Work instructions: Below are the entries; return every line among them that holds the word "this".

[Web page and app entries]
________

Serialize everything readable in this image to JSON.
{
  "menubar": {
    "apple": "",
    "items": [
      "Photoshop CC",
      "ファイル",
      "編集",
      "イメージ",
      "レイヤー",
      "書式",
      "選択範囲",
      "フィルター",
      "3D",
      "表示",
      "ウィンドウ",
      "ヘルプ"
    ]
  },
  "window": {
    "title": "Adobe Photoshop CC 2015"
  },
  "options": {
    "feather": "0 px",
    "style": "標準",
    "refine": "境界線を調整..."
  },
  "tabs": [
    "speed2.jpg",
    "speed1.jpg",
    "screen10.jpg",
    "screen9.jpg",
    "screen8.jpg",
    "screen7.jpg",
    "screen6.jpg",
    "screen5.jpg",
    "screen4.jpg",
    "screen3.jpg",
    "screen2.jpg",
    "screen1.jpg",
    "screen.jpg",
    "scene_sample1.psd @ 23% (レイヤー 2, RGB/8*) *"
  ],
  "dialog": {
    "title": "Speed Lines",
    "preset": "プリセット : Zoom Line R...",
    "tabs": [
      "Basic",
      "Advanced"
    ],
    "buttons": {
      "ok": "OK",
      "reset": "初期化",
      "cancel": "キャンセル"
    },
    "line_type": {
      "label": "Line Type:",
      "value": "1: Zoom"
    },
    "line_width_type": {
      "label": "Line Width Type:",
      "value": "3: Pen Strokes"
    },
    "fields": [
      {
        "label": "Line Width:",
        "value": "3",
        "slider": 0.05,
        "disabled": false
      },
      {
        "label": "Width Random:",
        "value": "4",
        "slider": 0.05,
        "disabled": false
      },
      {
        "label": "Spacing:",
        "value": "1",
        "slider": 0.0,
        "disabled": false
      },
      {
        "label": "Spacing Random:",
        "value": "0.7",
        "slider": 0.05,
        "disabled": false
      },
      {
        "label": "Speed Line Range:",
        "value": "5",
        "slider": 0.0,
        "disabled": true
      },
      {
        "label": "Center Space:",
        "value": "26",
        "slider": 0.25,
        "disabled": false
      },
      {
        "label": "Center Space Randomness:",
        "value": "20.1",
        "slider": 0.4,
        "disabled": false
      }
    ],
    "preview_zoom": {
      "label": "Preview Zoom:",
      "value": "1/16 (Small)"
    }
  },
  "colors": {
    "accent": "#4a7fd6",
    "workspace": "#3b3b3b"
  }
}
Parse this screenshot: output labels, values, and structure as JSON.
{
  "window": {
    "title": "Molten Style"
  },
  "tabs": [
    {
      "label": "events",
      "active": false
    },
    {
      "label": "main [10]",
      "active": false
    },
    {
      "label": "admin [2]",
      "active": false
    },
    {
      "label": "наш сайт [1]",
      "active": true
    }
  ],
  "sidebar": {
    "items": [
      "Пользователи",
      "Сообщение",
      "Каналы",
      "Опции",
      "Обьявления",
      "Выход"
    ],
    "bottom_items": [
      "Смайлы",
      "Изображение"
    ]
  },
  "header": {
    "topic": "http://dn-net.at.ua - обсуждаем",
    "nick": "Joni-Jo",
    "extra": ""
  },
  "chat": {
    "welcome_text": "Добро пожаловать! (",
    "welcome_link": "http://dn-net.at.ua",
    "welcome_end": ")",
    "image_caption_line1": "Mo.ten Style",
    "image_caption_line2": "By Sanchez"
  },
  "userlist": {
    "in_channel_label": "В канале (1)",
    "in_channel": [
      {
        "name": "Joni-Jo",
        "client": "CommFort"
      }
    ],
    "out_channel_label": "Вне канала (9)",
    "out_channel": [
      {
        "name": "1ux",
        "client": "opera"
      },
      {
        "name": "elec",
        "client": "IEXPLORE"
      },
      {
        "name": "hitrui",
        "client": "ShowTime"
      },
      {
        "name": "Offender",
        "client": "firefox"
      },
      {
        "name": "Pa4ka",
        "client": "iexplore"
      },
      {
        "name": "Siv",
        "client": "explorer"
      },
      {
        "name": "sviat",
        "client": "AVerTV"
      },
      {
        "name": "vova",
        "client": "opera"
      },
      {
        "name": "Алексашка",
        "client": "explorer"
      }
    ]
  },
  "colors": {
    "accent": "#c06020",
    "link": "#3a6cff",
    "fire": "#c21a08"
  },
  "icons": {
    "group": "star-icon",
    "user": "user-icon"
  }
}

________

Task result:
Serialize everything readable in this image to JSON.
Parse this screenshot: output labels, values, and structure as JSON.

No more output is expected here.